Dr. Wahlstrom is a visiting professor of history at Pepperdine University and author of The Southern Exodus to Mexico: Migration across the Borderlands after the American Civil War. He earned his Ph.D. at the University of California, Santa Barbara, and his research focuses on the Civil War and Reconstruction, the American West and South, and the U.S.-Mexico borderlands.
Lectures begin at 10 a.m. and last 90 minutes, including time for audience questions. Admission is $7, $5 for students with I.D., and is payable at the door. Seating is limited, so advance registration is encouraged. The series is part of an ongoing effort by the Rancho to present low cost and free programming that expands the understanding of California history for area residents. To register, and for more information, please call 562-206-2040.
Sounds & Spaces: “Made in America” Concert
Presented by Long Beach Symphony Orchestra
Sunday, June 14

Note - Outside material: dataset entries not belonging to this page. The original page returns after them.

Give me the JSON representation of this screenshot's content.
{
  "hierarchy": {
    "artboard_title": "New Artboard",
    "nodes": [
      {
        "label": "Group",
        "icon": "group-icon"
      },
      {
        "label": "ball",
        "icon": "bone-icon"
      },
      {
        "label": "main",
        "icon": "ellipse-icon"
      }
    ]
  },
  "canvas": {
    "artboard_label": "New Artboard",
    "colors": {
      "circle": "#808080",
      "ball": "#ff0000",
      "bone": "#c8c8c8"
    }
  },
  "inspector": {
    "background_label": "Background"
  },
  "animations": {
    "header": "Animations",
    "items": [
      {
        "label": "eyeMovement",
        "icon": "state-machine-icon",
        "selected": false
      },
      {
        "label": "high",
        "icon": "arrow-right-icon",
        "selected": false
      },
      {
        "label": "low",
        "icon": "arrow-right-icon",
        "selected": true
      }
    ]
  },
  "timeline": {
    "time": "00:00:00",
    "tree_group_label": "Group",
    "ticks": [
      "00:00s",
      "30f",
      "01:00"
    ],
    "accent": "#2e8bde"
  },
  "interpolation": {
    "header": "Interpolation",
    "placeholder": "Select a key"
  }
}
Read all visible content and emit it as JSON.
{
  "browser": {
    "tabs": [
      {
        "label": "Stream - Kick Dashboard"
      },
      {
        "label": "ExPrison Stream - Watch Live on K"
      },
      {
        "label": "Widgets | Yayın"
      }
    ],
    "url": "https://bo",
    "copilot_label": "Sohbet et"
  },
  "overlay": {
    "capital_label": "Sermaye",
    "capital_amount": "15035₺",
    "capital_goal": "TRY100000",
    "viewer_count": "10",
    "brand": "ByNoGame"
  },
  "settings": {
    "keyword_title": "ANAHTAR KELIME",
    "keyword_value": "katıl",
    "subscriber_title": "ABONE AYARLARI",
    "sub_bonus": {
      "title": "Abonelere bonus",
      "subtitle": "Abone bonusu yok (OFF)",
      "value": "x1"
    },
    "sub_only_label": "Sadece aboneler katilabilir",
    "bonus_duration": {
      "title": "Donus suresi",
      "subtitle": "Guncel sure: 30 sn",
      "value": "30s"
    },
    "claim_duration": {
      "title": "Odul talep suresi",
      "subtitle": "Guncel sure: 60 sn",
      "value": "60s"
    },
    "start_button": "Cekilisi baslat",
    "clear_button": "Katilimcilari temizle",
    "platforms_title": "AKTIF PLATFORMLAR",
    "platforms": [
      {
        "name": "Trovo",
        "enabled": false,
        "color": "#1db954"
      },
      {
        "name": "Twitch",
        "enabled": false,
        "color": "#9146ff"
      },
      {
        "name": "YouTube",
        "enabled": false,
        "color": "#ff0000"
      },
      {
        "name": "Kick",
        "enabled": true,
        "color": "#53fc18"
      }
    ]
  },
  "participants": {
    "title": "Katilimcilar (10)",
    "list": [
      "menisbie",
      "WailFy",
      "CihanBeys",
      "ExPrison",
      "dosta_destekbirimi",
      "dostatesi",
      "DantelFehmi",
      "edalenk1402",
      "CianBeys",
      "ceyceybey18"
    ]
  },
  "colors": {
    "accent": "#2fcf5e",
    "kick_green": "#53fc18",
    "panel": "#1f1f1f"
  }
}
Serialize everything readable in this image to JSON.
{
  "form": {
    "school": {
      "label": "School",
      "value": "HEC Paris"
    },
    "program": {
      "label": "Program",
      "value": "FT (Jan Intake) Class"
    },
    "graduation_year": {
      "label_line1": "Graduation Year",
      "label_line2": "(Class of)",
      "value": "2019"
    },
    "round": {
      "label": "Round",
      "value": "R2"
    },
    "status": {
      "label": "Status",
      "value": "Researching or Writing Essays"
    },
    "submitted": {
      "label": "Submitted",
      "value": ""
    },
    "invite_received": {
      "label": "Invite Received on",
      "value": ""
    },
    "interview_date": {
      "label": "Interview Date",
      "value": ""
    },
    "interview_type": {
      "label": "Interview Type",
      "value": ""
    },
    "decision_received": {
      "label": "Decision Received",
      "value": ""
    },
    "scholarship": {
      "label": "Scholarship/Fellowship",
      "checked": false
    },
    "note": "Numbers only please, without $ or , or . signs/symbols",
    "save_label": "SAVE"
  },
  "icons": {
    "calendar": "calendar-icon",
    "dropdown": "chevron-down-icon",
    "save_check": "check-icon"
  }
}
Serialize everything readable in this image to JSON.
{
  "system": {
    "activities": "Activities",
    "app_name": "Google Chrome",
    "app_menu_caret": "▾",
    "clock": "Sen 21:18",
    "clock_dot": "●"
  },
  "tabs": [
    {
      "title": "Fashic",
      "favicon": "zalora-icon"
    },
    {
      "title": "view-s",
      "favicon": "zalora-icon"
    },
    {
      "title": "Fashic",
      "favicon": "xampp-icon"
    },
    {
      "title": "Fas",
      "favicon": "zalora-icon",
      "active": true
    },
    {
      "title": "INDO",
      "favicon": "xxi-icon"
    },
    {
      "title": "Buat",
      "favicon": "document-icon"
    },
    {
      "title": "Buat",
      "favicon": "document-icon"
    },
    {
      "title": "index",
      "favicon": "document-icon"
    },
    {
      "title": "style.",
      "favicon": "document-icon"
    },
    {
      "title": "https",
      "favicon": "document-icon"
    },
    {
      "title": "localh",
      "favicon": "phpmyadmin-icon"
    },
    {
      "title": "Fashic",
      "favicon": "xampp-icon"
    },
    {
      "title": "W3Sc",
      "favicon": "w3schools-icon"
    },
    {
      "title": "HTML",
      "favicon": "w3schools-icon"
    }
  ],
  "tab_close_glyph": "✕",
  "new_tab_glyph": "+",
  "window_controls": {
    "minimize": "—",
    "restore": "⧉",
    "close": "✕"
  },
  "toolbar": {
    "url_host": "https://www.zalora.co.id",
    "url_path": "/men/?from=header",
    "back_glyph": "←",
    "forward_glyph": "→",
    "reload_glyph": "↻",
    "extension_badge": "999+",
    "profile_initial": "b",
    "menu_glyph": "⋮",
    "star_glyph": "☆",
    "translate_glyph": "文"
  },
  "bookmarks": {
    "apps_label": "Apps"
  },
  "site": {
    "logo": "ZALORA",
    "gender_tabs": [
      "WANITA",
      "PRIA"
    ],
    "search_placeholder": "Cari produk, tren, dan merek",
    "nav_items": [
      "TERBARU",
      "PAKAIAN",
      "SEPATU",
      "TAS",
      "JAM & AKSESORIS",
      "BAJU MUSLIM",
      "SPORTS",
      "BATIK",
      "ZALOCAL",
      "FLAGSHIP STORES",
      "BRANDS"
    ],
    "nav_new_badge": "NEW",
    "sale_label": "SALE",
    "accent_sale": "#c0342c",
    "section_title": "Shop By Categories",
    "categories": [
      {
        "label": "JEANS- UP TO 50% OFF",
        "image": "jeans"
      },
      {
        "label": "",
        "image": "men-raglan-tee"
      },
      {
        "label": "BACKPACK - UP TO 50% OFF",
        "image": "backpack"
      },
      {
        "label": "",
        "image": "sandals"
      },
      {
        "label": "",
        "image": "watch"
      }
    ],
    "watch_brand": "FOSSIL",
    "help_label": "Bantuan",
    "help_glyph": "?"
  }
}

Free concert includes performances of Samuel Barber’s Summer Music, Jennifer Higdon’s "Autumn Music" for Wind Quintet, Jeff Scott’s “Homage to Duke,” and Arturo Marquez’ Danza al Mediodía
Summer Concert Series
4th Sundays in June, July, and August
5:30 – 7:00 PM
Free concerts in the Rancho’s beautiful backyard, featuring top notch musicians.
Gate opens at 4:30 for pre-concert picknicing
10th Annual Summer Adventure Day Camp
Three week-long sessions in July
10 AM – 2 PM
Kids ages 6-11 enjoy fun crafts, games and activities with just a bit of history thrown in.
20th Annual Mud Mania! A Celebration of Adobe
Sunday, August 16
12:30 – 4:30 PM
At the Rancho’s most popular event, kids of all ages are invited to explore the significance of mud in a festive atmosphere filled great music, and many muddy activities.
22nd Annual Old Time Christmas Festival
Sunday, December 6
1:00 – 4:00 PM
This family festival features music, storytellers, crafts and activities, and even a visit from Santa, amidst the lavishly decorated 171 year old adobe home.
25th Annual A Rancho Christmas
Friday & Saturday, December 11 & 12
6:30 – 8:30 PM
Discover the traditions and celebrations of a Victorian-era Christmas as costumed living history docents share insights into their lives.